● **Your task**
Check every line of the entries below for the word "Show", and copy the ones that have it.

Recorded data
───

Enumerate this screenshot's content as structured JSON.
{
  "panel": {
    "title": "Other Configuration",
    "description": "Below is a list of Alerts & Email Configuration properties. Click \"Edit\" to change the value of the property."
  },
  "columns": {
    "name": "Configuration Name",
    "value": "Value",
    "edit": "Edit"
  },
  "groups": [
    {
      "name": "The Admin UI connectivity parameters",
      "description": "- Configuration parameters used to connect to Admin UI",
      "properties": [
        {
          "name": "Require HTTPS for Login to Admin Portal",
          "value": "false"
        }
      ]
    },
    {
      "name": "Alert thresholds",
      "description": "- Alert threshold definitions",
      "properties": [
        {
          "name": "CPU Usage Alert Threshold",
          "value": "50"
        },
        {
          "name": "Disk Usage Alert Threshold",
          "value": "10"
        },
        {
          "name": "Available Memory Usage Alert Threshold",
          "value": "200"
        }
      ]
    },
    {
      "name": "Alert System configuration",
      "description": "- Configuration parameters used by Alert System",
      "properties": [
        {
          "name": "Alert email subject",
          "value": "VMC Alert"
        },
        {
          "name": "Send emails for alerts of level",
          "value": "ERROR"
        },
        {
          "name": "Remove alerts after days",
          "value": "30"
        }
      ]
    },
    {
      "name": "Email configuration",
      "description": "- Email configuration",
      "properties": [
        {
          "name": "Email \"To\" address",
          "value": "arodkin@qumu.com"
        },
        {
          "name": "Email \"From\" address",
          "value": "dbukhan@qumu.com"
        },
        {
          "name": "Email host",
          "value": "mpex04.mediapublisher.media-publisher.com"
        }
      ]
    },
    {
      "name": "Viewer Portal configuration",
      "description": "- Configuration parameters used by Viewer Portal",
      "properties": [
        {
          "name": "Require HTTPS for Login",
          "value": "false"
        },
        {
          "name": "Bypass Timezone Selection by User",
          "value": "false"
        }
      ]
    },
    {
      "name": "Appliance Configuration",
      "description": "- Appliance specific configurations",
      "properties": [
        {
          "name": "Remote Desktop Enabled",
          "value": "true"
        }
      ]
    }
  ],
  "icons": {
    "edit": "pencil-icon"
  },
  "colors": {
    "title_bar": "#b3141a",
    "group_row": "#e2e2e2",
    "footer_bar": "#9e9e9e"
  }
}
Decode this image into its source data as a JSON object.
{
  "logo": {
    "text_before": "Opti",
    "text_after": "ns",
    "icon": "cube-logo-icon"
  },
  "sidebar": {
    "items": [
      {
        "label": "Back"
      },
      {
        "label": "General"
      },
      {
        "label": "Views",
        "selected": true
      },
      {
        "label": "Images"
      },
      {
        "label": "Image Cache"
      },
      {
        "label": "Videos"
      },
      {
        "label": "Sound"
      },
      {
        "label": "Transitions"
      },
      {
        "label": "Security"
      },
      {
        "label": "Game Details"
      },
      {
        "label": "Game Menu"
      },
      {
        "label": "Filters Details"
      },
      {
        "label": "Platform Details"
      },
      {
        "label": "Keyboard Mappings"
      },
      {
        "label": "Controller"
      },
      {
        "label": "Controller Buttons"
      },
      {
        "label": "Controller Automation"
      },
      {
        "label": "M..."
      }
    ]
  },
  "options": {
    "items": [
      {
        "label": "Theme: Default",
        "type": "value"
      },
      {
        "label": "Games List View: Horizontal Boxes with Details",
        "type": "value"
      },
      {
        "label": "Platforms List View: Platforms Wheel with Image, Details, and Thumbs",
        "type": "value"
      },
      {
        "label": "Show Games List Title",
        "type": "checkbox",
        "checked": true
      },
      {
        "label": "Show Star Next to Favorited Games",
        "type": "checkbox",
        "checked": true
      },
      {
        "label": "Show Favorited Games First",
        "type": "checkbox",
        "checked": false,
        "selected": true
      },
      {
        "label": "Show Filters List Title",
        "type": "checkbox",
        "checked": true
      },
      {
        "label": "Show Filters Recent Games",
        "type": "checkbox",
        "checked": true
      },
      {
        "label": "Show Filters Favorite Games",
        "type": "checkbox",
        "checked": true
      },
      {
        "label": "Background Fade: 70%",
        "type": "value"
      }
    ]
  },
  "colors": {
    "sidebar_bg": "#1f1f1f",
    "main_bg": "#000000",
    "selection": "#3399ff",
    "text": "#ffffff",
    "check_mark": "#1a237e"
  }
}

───

● **Solution for this problem**
        "label": "Show Games List Title",
        "label": "Show Star Next to Favorited Games",
        "label": "Show Favorited Games First",
        "label": "Show Filters List Title",
        "label": "Show Filters Recent Games",
        "label": "Show Filters Favorite Games",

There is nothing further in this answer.